Guppy's flight, who glories in being so completely unfettered by scientific prejudices as to be free to swallow anything, however preposterous and impossible in the estimation of scientific men, that his belief in "spiritual" agencies may lead him to expect as probable.
If time permitted, it would be my endeavor to show you, by an historical examination of these marvels, that there has been a long succession of epidemic delusions, the form of which has changed from time to time, while their essential nature has remained the same throughout; and that the condition which underlies them all is the subjection of the mind to a dominant idea. There is a constitutional tendency in many minds to be seized by some strange notion which takes entire possession of them; so that all the actions of the individual thus "possessed" are results of its operation. This notion may be of a nature purely intellectual, or it may be one that strongly interests the feelings. It may be confined to a small group of individuals, or it may spread through vast multitudes. Such delusions are most tyrannous and most liable to spread when connected with religious enthusiasm: as we see in the dancing and flagellant manias of the middle ages; the supposed demoniacal possession that afterward became common in the nunneries of France and Germany; the ecstatic revelations of Catholic and Protestant visionaries; the strange performances of the Convulsionnaires of St.-Médard, which have been since almost paralleled at Methodist "revivals" and camp-meetings; the preaching epidemic of Lutheran Sweden, and many other outbreaks of a nature more or less similar.

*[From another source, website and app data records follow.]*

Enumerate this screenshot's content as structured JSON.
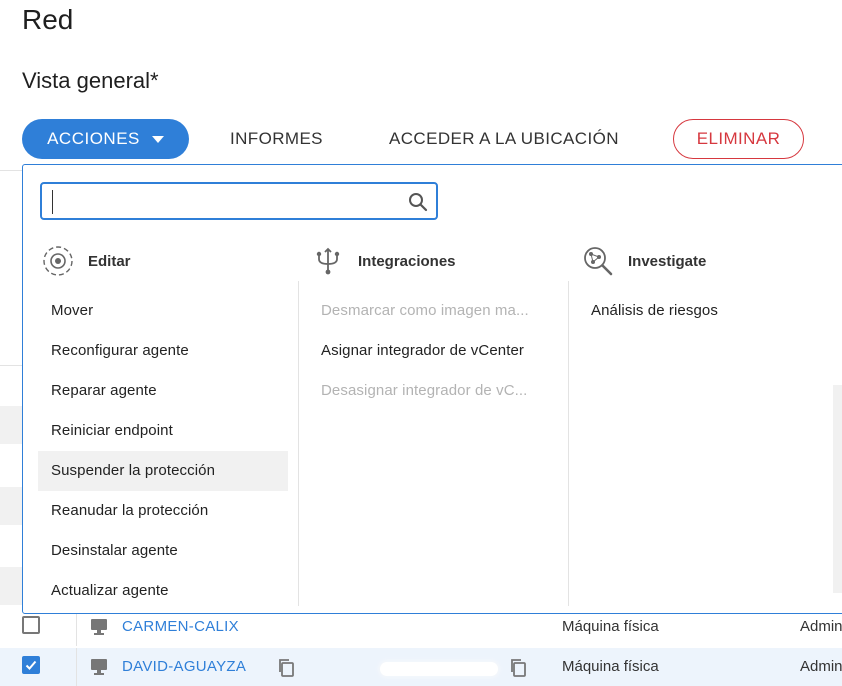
{
  "page": {
    "title": "Red",
    "subtitle": "Vista general*"
  },
  "toolbar": {
    "actions_label": "ACCIONES",
    "reports_label": "INFORMES",
    "location_label": "ACCEDER A LA UBICACIÓN",
    "delete_label": "ELIMINAR"
  },
  "dropdown": {
    "search": {
      "value": "",
      "placeholder": ""
    },
    "columns": [
      {
        "title": "Editar",
        "icon": "gear-icon",
        "items": [
          {
            "label": "Mover",
            "state": "normal"
          },
          {
            "label": "Reconfigurar agente",
            "state": "normal"
          },
          {
            "label": "Reparar agente",
            "state": "normal"
          },
          {
            "label": "Reiniciar endpoint",
            "state": "normal"
          },
          {
            "label": "Suspender la protección",
            "state": "hover"
          },
          {
            "label": "Reanudar la protección",
            "state": "normal"
          },
          {
            "label": "Desinstalar agente",
            "state": "normal"
          },
          {
            "label": "Actualizar agente",
            "state": "normal"
          }
        ]
      },
      {
        "title": "Integraciones",
        "icon": "integration-fork-icon",
        "items": [
          {
            "label": "Desmarcar como imagen ma...",
            "state": "disabled"
          },
          {
            "label": "Asignar integrador de vCenter",
            "state": "normal"
          },
          {
            "label": "Desasignar integrador de vC...",
            "state": "disabled"
          }
        ]
      },
      {
        "title": "Investigate",
        "icon": "investigate-search-icon",
        "items": [
          {
            "label": "Análisis de riesgos",
            "state": "normal"
          }
        ]
      }
    ]
  },
  "table": {
    "rows": [
      {
        "name": "CARMEN-CALIX",
        "type": "Máquina física",
        "admin": "Admin",
        "checked": false
      },
      {
        "name": "DAVID-AGUAYZA",
        "type": "Máquina física",
        "admin": "Admin",
        "checked": true
      }
    ]
  },
  "colors": {
    "accent": "#2f7fd8",
    "danger": "#d6383f",
    "hover_bg": "#f1f1f1",
    "selected_row_bg": "#edf4fc"
  }
}
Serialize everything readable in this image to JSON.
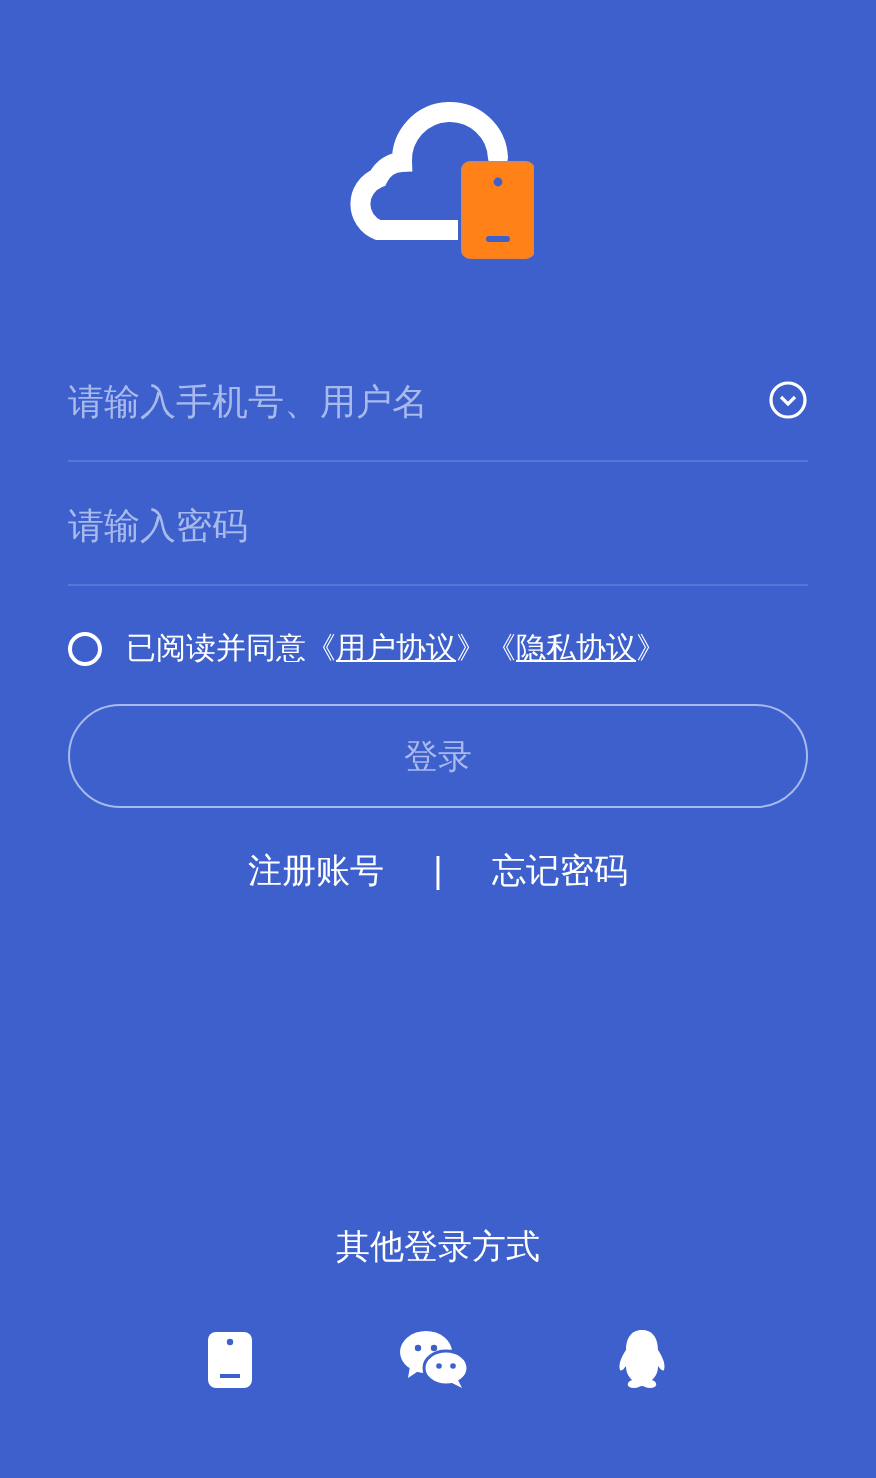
{
  "fields": [
    {
      "placeholder": "请输入手机号、用户名",
      "dropdown": true
    },
    {
      "placeholder": "请输入密码",
      "dropdown": false
    }
  ],
  "agreement": {
    "checked": false,
    "text": "已阅读并同意",
    "links": [
      {
        "open": "《",
        "label": "用户协议",
        "close": "》"
      },
      {
        "open": "《",
        "label": "隐私协议",
        "close": "》"
      }
    ]
  },
  "login_button": {
    "label": "登录",
    "disabled": true
  },
  "links": [
    "注册账号",
    "忘记密码"
  ],
  "separator": "|",
  "other_login": {
    "title": "其他登录方式",
    "methods": [
      {
        "kind": "phone"
      },
      {
        "kind": "wechat"
      },
      {
        "kind": "qq"
      }
    ]
  }
}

But it is characteristic of some of the later forms of these epidemic delusions that they have connected themselves rather with science than with religion. In fact, just as the performances of Eastern magi took the strongest hold of the Roman mind when its faith in its old religious beliefs was shaken to its foundations, so did the grandiose pretensions of Mesmer—who claimed the discovery of a new force in Nature, as universal as gravitation, and more mysterious in its effects than electricity and magnetism—find the most ready welcome among skeptical votaries of novelty who paved the way for the French Revolution; and this pseudo-scientific idea gave the general direction to the doctrines taught by Mesmer's successors, until, in the supposed "spiritualistic" manifestations, a recurrence to the religious form took place, which, I think, may be mainly traced to the emotional longing for some assurance of the continued existence of departed friends, and hence of our own future existence, which the intellectual loosening of time-honored beliefs as to the immortality of the soul has brought into doubt with many.
I must limit myself, however, to this later phase of the history, and shall endeavor to show you how completely the extravagant pretensions of mesmerism and odylism have been disproved by scientific investigation; all that is genuine in their phenomena having been accounted for by well-ascertained physiological principles; while the